**Stored dataset items**.
++++++++++++++++++++

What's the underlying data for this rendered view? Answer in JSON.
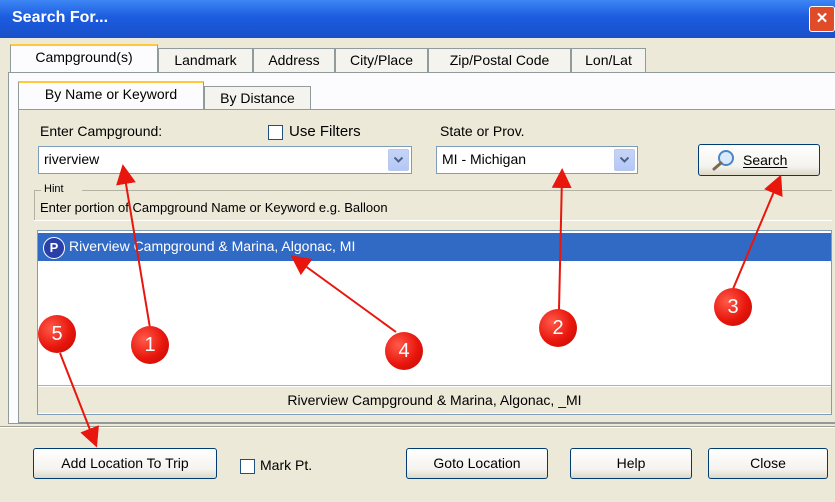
{
  "window": {
    "title": "Search For...",
    "close_glyph": "✕"
  },
  "tabs": [
    "Campground(s)",
    "Landmark",
    "Address",
    "City/Place",
    "Zip/Postal Code",
    "Lon/Lat"
  ],
  "sub_tabs": [
    "By Name or Keyword",
    "By Distance"
  ],
  "search": {
    "campground_label": "Enter Campground:",
    "campground_value": "riverview",
    "use_filters_label": "Use Filters",
    "state_label": "State or Prov.",
    "state_value": "MI - Michigan",
    "search_button": "Search",
    "search_icon": "magnifier-icon"
  },
  "hint": {
    "title": "Hint",
    "text": "Enter portion of Campground Name or  Keyword e.g. Balloon"
  },
  "results": {
    "items": [
      {
        "badge": "P",
        "label": "Riverview Campground & Marina, Algonac, MI"
      }
    ],
    "status": "Riverview Campground & Marina, Algonac, _MI"
  },
  "footer": {
    "add_button": "Add Location To Trip",
    "mark_pt_label": "Mark Pt.",
    "goto_button": "Goto Location",
    "help_button": "Help",
    "close_button": "Close"
  },
  "annotations": [
    "1",
    "2",
    "3",
    "4",
    "5"
  ],
  "colors": {
    "title_bar": "#1C5CE0",
    "selection": "#316AC5",
    "marker": "#E8160C"
  }
}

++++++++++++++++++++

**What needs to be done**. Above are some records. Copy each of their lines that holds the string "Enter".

**Answer section**.
    "campground_label": "Enter Campground:",
    "text": "Enter portion of Campground Name or  Keyword e.g. Balloon"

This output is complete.